"However, the traditional online dating sites are doing a good job with mobile." Most apps are complementary to existing web platforms.
The mobile platform encourages users to regularly flirt and keep up with incoming messages. "Perusing new platforms that don’t have a traditional site, like location-based app Meet Moi, means viewing new matches you haven’t seen before who might be your right click," Davis says.
Singles should take the time to see what different dating apps offer, she says.
Singles can connect online and test their web-based love connections in person.
In some cases, it's only a few minutes after virtually chatting, thanks to location-based features.
Facebook profile photos of nearby singles appear randomly; users respond with an easy “like” or “nope” with the swipe of their fingers.
Coffee Meets Bagel sends one potential friend-of-a-friend match to your inbox every day at noon.
Down can be used for dating as well, but let’s be honest: This app still lives up to its former name. Trint Me allows shy users to initiate the next step behind the veil of their smartphones.
The true intentions (“trints”), which can range from “let’s talk” to “coffee” to “romance” to “hookup,” aren’t revealed unless there is a successful match.
Spira leads a Los Angeles-based Mobile Dating Boot Camp, helping singles of all levels use mobile dating apps. "As with any social networking site or dating site, critical mass is important," Spira says.
"We also found in the Boot Camp that the simpler the features and sign-up process, the happier the singles were with the apps they were using. Having an interface that makes it easy to write to someone is important." Don't be afraid to get the ball rolling on a potential romance.
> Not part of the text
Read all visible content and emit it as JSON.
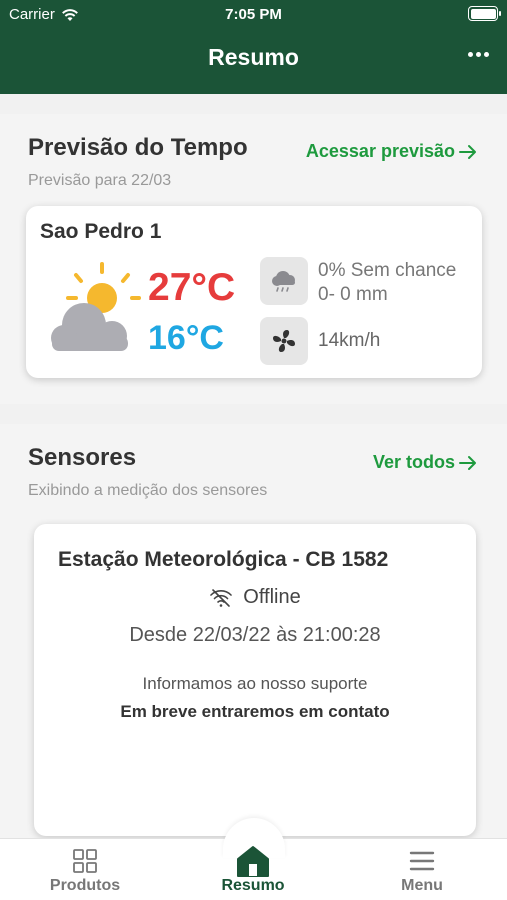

Carrot Dating doesn’t want its users to settle for their second choice. Sometimes called the “anti-Facebook,” this app encourages people to get offline and go out in the real world.